| Input records |

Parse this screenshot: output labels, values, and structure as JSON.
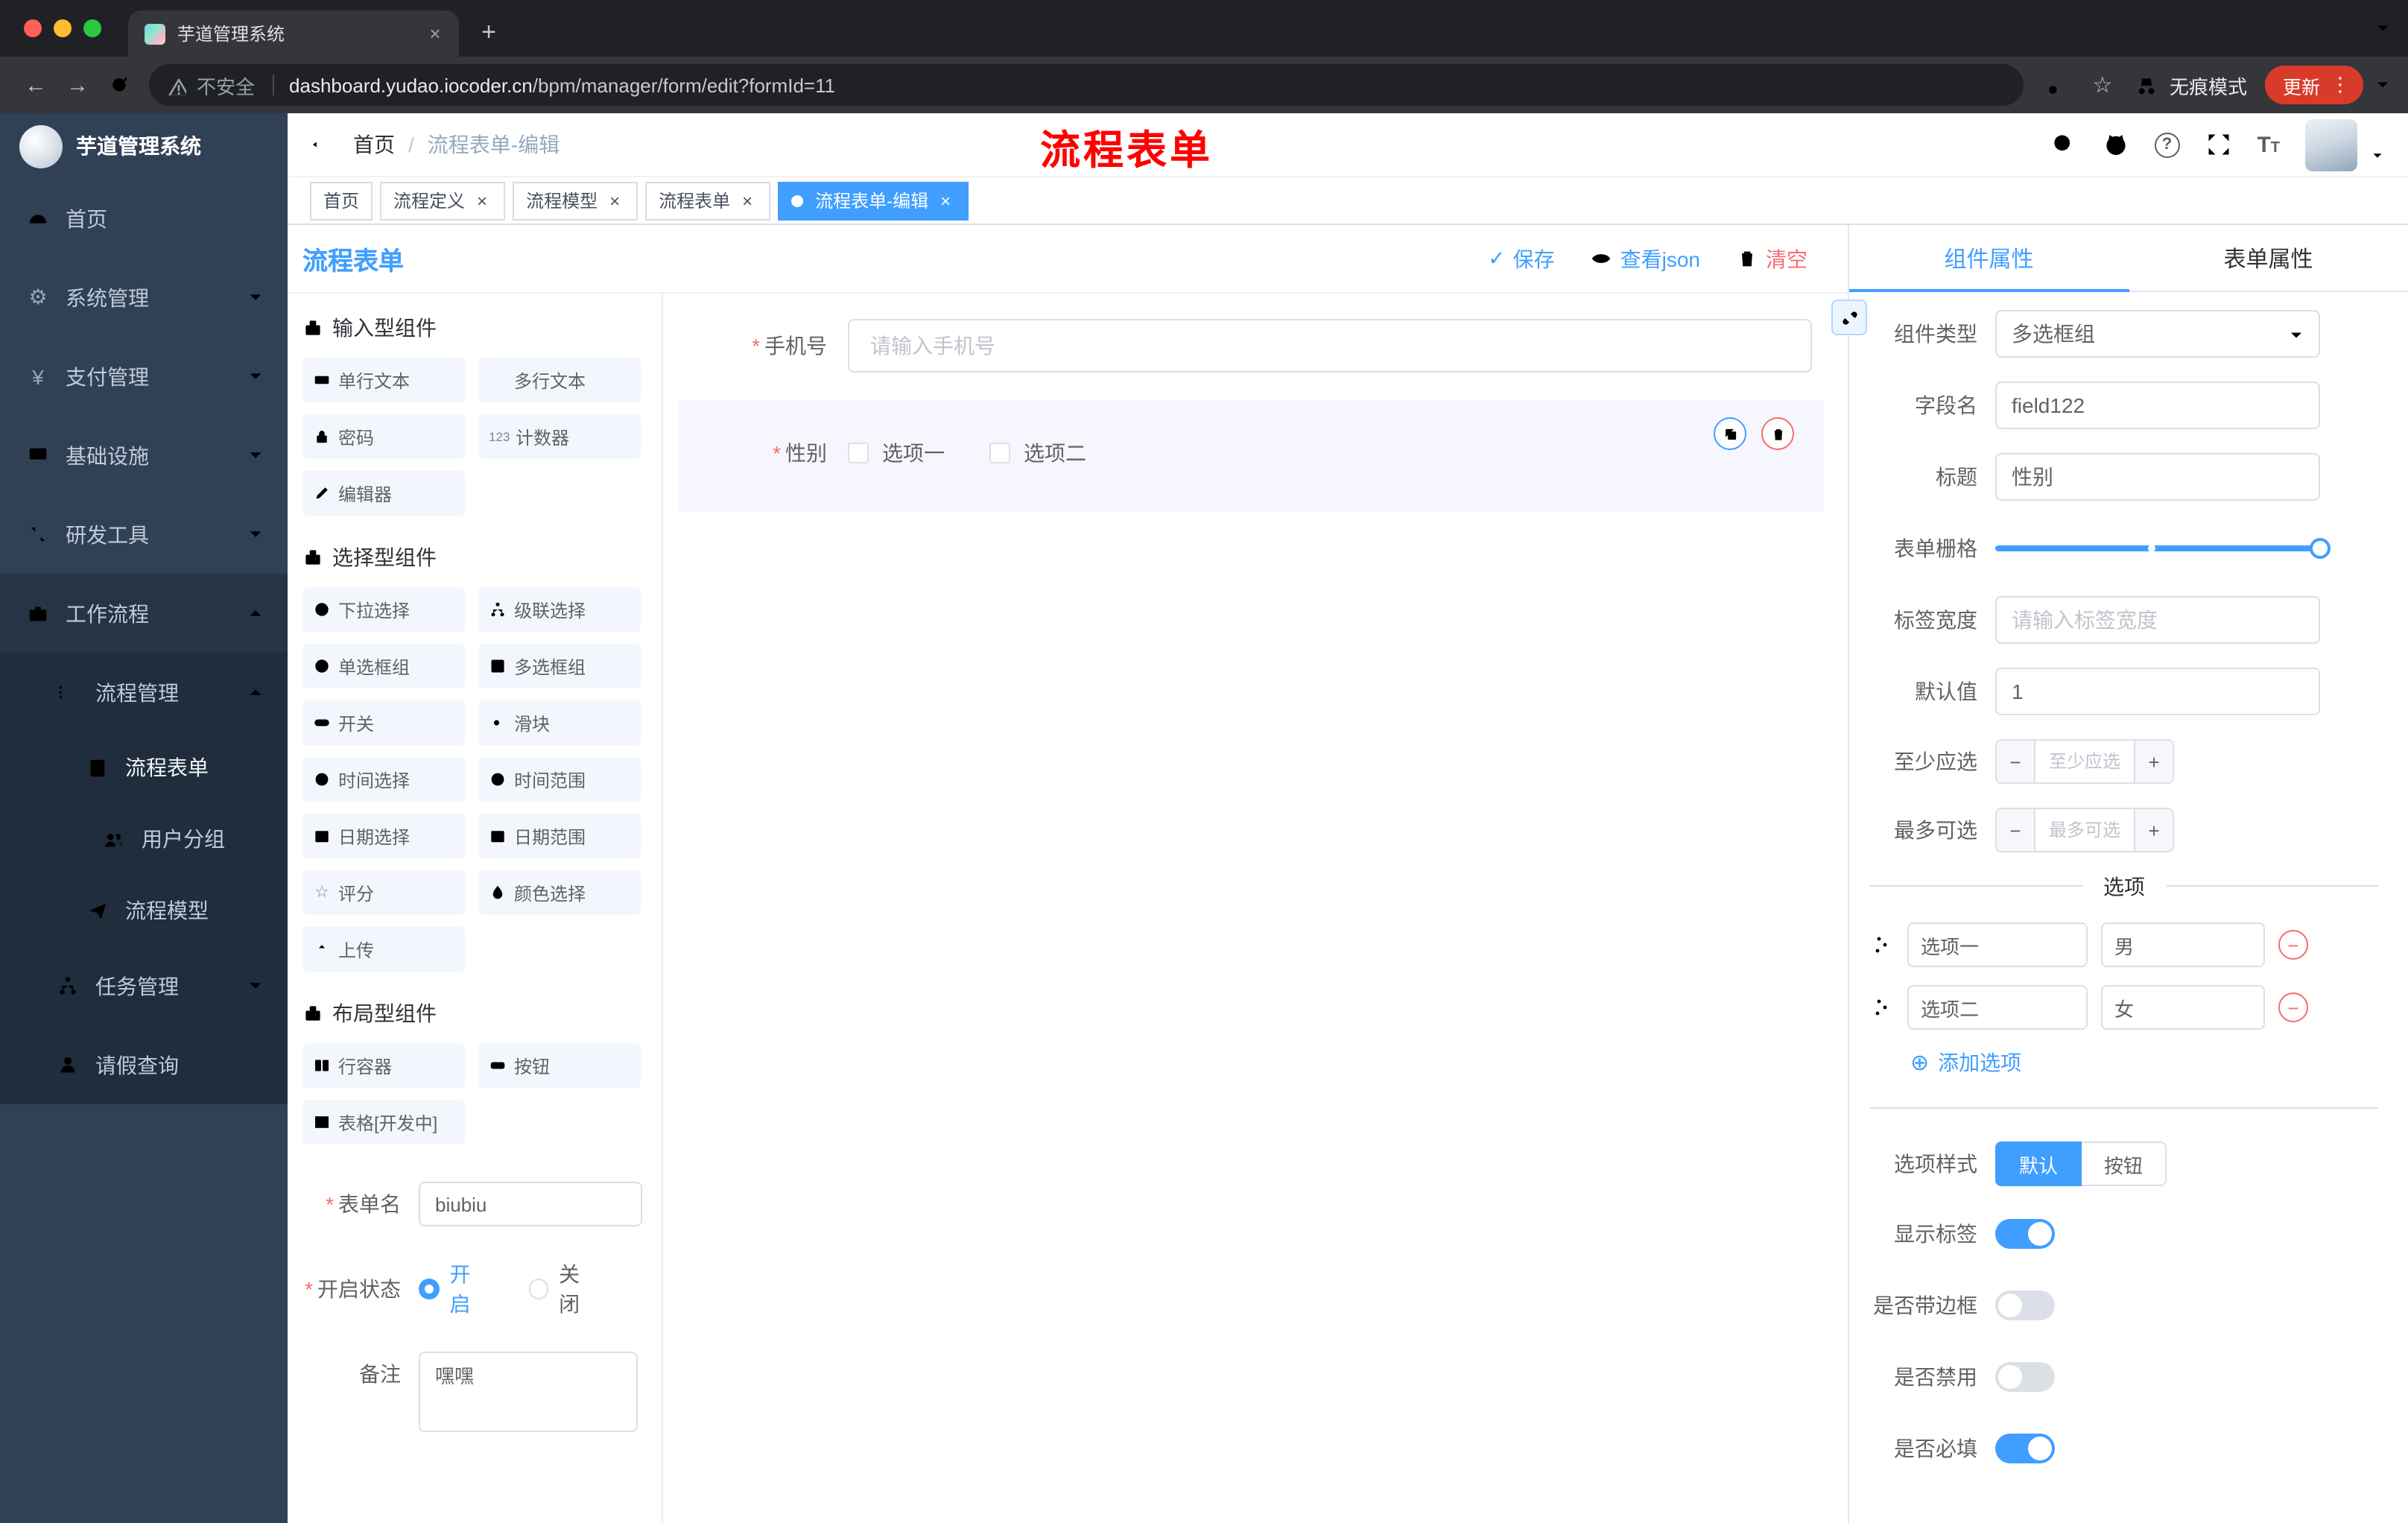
{
  "colors": {
    "accent": "#409eff",
    "danger": "#f56c6c",
    "annotation": "#ff0000",
    "sidebar_bg": "#304156",
    "submenu_bg": "#1f2d3d",
    "update_badge": "#d93b2a"
  },
  "icons": {
    "close": "×",
    "plus": "+",
    "minus": "−",
    "dots_vertical": "⋮",
    "check": "✓",
    "question": "?",
    "star": "☆",
    "yen": "¥",
    "gear": "⚙",
    "warning": "⚠",
    "counter": "123",
    "slash": "/",
    "asterisk": "*",
    "circle_plus": "⊕",
    "arrow_left": "←",
    "arrow_right": "→",
    "font_big": "T",
    "font_small": "T"
  },
  "browser": {
    "tab_title": "芋道管理系统",
    "security_label": "不安全",
    "url_domain": "dashboard.yudao.iocoder.cn",
    "url_path": "/bpm/manager/form/edit?formId=11",
    "incognito_label": "无痕模式",
    "update_label": "更新"
  },
  "sidebar": {
    "logo_title": "芋道管理系统",
    "items": [
      {
        "label": "首页"
      },
      {
        "label": "系统管理"
      },
      {
        "label": "支付管理"
      },
      {
        "label": "基础设施"
      },
      {
        "label": "研发工具"
      },
      {
        "label": "工作流程"
      }
    ],
    "process_mgmt": "流程管理",
    "process_children": [
      {
        "label": "流程表单"
      },
      {
        "label": "用户分组"
      },
      {
        "label": "流程模型"
      }
    ],
    "task_mgmt": "任务管理",
    "leave_query": "请假查询"
  },
  "header": {
    "breadcrumb_home": "首页",
    "breadcrumb_current": "流程表单-编辑",
    "annotation": "流程表单"
  },
  "tags": [
    "首页",
    "流程定义",
    "流程模型",
    "流程表单",
    "流程表单-编辑"
  ],
  "designer": {
    "title": "流程表单",
    "save": "保存",
    "view_json": "查看json",
    "clear": "清空",
    "groups": [
      {
        "title": "输入型组件",
        "items": [
          {
            "label": "单行文本",
            "icon": "single-line-text-icon"
          },
          {
            "label": "多行文本",
            "icon": "multi-line-text-icon"
          },
          {
            "label": "密码",
            "icon": "lock-icon"
          },
          {
            "label": "计数器",
            "icon": "counter-icon"
          },
          {
            "label": "编辑器",
            "icon": "editor-icon"
          }
        ]
      },
      {
        "title": "选择型组件",
        "items": [
          {
            "label": "下拉选择",
            "icon": "select-icon"
          },
          {
            "label": "级联选择",
            "icon": "cascader-icon"
          },
          {
            "label": "单选框组",
            "icon": "radio-icon"
          },
          {
            "label": "多选框组",
            "icon": "checkbox-icon"
          },
          {
            "label": "开关",
            "icon": "switch-icon"
          },
          {
            "label": "滑块",
            "icon": "slider-icon"
          },
          {
            "label": "时间选择",
            "icon": "time-icon"
          },
          {
            "label": "时间范围",
            "icon": "time-range-icon"
          },
          {
            "label": "日期选择",
            "icon": "date-icon"
          },
          {
            "label": "日期范围",
            "icon": "date-range-icon"
          },
          {
            "label": "评分",
            "icon": "rate-icon"
          },
          {
            "label": "颜色选择",
            "icon": "color-icon"
          },
          {
            "label": "上传",
            "icon": "upload-icon"
          }
        ]
      },
      {
        "title": "布局型组件",
        "items": [
          {
            "label": "行容器",
            "icon": "row-icon"
          },
          {
            "label": "按钮",
            "icon": "button-icon"
          },
          {
            "label": "表格[开发中]",
            "icon": "table-icon"
          }
        ]
      }
    ],
    "meta": {
      "name_label": "表单名",
      "name_value": "biubiu",
      "status_label": "开启状态",
      "status_on": "开启",
      "status_off": "关闭",
      "status_selected": "开启",
      "remark_label": "备注",
      "remark_value": "嘿嘿"
    },
    "canvas": {
      "phone_label": "手机号",
      "phone_placeholder": "请输入手机号",
      "gender_label": "性别",
      "gender_opt1": "选项一",
      "gender_opt2": "选项二"
    }
  },
  "props": {
    "tab_component": "组件属性",
    "tab_form": "表单属性",
    "type_label": "组件类型",
    "type_value": "多选框组",
    "field_label": "字段名",
    "field_value": "field122",
    "title_label": "标题",
    "title_value": "性别",
    "grid_label": "表单栅格",
    "width_label": "标签宽度",
    "width_placeholder": "请输入标签宽度",
    "default_label": "默认值",
    "default_value": "1",
    "min_label": "至少应选",
    "min_placeholder": "至少应选",
    "max_label": "最多可选",
    "max_placeholder": "最多可选",
    "options_title": "选项",
    "options": [
      {
        "label": "选项一",
        "value": "男"
      },
      {
        "label": "选项二",
        "value": "女"
      }
    ],
    "add_option": "添加选项",
    "style_label": "选项样式",
    "style_default": "默认",
    "style_button": "按钮",
    "style_selected": "默认",
    "show_label": "显示标签",
    "show_label_on": true,
    "border_label": "是否带边框",
    "border_on": false,
    "disabled_label": "是否禁用",
    "disabled_on": false,
    "required_label": "是否必填",
    "required_on": true
  }
}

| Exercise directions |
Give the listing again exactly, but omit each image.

| Result of the task |
Parse this screenshot: output labels, values, and structure as JSON.
{
  "colors": {
    "accent": "#409eff",
    "danger": "#f56c6c",
    "annotation": "#ff0000",
    "sidebar_bg": "#304156",
    "submenu_bg": "#1f2d3d",
    "update_badge": "#d93b2a"
  },
  "icons": {
    "close": "×",
    "plus": "+",
    "minus": "−",
    "dots_vertical": "⋮",
    "check": "✓",
    "question": "?",
    "star": "☆",
    "yen": "¥",
    "gear": "⚙",
    "warning": "⚠",
    "counter": "123",
    "slash": "/",
    "asterisk": "*",
    "circle_plus": "⊕",
    "arrow_left": "←",
    "arrow_right": "→",
    "font_big": "T",
    "font_small": "T"
  },
  "browser": {
    "tab_title": "芋道管理系统",
    "security_label": "不安全",
    "url_domain": "dashboard.yudao.iocoder.cn",
    "url_path": "/bpm/manager/form/edit?formId=11",
    "incognito_label": "无痕模式",
    "update_label": "更新"
  },
  "sidebar": {
    "logo_title": "芋道管理系统",
    "items": [
      {
        "label": "首页"
      },
      {
        "label": "系统管理"
      },
      {
        "label": "支付管理"
      },
      {
        "label": "基础设施"
      },
      {
        "label": "研发工具"
      },
      {
        "label": "工作流程"
      }
    ],
    "process_mgmt": "流程管理",
    "process_children": [
      {
        "label": "流程表单"
      },
      {
        "label": "用户分组"
      },
      {
        "label": "流程模型"
      }
    ],
    "task_mgmt": "任务管理",
    "leave_query": "请假查询"
  },
  "header": {
    "breadcrumb_home": "首页",
    "breadcrumb_current": "流程表单-编辑",
    "annotation": "流程表单"
  },
  "tags": [
    "首页",
    "流程定义",
    "流程模型",
    "流程表单",
    "流程表单-编辑"
  ],
  "designer": {
    "title": "流程表单",
    "save": "保存",
    "view_json": "查看json",
    "clear": "清空",
    "groups": [
      {
        "title": "输入型组件",
        "items": [
          {
            "label": "单行文本",
            "icon": "single-line-text-icon"
          },
          {
            "label": "多行文本",
            "icon": "multi-line-text-icon"
          },
          {
            "label": "密码",
            "icon": "lock-icon"
          },
          {
            "label": "计数器",
            "icon": "counter-icon"
          },
          {
            "label": "编辑器",
            "icon": "editor-icon"
          }
        ]
      },
      {
        "title": "选择型组件",
        "items": [
          {
            "label": "下拉选择",
            "icon": "select-icon"
          },
          {
            "label": "级联选择",
            "icon": "cascader-icon"
          },
          {
            "label": "单选框组",
            "icon": "radio-icon"
          },
          {
            "label": "多选框组",
            "icon": "checkbox-icon"
          },
          {
            "label": "开关",
            "icon": "switch-icon"
          },
          {
            "label": "滑块",
            "icon": "slider-icon"
          },
          {
            "label": "时间选择",
            "icon": "time-icon"
          },
          {
            "label": "时间范围",
            "icon": "time-range-icon"
          },
          {
            "label": "日期选择",
            "icon": "date-icon"
          },
          {
            "label": "日期范围",
            "icon": "date-range-icon"
          },
          {
            "label": "评分",
            "icon": "rate-icon"
          },
          {
            "label": "颜色选择",
            "icon": "color-icon"
          },
          {
            "label": "上传",
            "icon": "upload-icon"
          }
        ]
      },
      {
        "title": "布局型组件",
        "items": [
          {
            "label": "行容器",
            "icon": "row-icon"
          },
          {
            "label": "按钮",
            "icon": "button-icon"
          },
          {
            "label": "表格[开发中]",
            "icon": "table-icon"
          }
        ]
      }
    ],
    "meta": {
      "name_label": "表单名",
      "name_value": "biubiu",
      "status_label": "开启状态",
      "status_on": "开启",
      "status_off": "关闭",
      "status_selected": "开启",
      "remark_label": "备注",
      "remark_value": "嘿嘿"
    },
    "canvas": {
      "phone_label": "手机号",
      "phone_placeholder": "请输入手机号",
      "gender_label": "性别",
      "gender_opt1": "选项一",
      "gender_opt2": "选项二"
    }
  },
  "props": {
    "tab_component": "组件属性",
    "tab_form": "表单属性",
    "type_label": "组件类型",
    "type_value": "多选框组",
    "field_label": "字段名",
    "field_value": "field122",
    "title_label": "标题",
    "title_value": "性别",
    "grid_label": "表单栅格",
    "width_label": "标签宽度",
    "width_placeholder": "请输入标签宽度",
    "default_label": "默认值",
    "default_value": "1",
    "min_label": "至少应选",
    "min_placeholder": "至少应选",
    "max_label": "最多可选",
    "max_placeholder": "最多可选",
    "options_title": "选项",
    "options": [
      {
        "label": "选项一",
        "value": "男"
      },
      {
        "label": "选项二",
        "value": "女"
      }
    ],
    "add_option": "添加选项",
    "style_label": "选项样式",
    "style_default": "默认",
    "style_button": "按钮",
    "style_selected": "默认",
    "show_label": "显示标签",
    "show_label_on": true,
    "border_label": "是否带边框",
    "border_on": false,
    "disabled_label": "是否禁用",
    "disabled_on": false,
    "required_label": "是否必填",
    "required_on": true
  }
}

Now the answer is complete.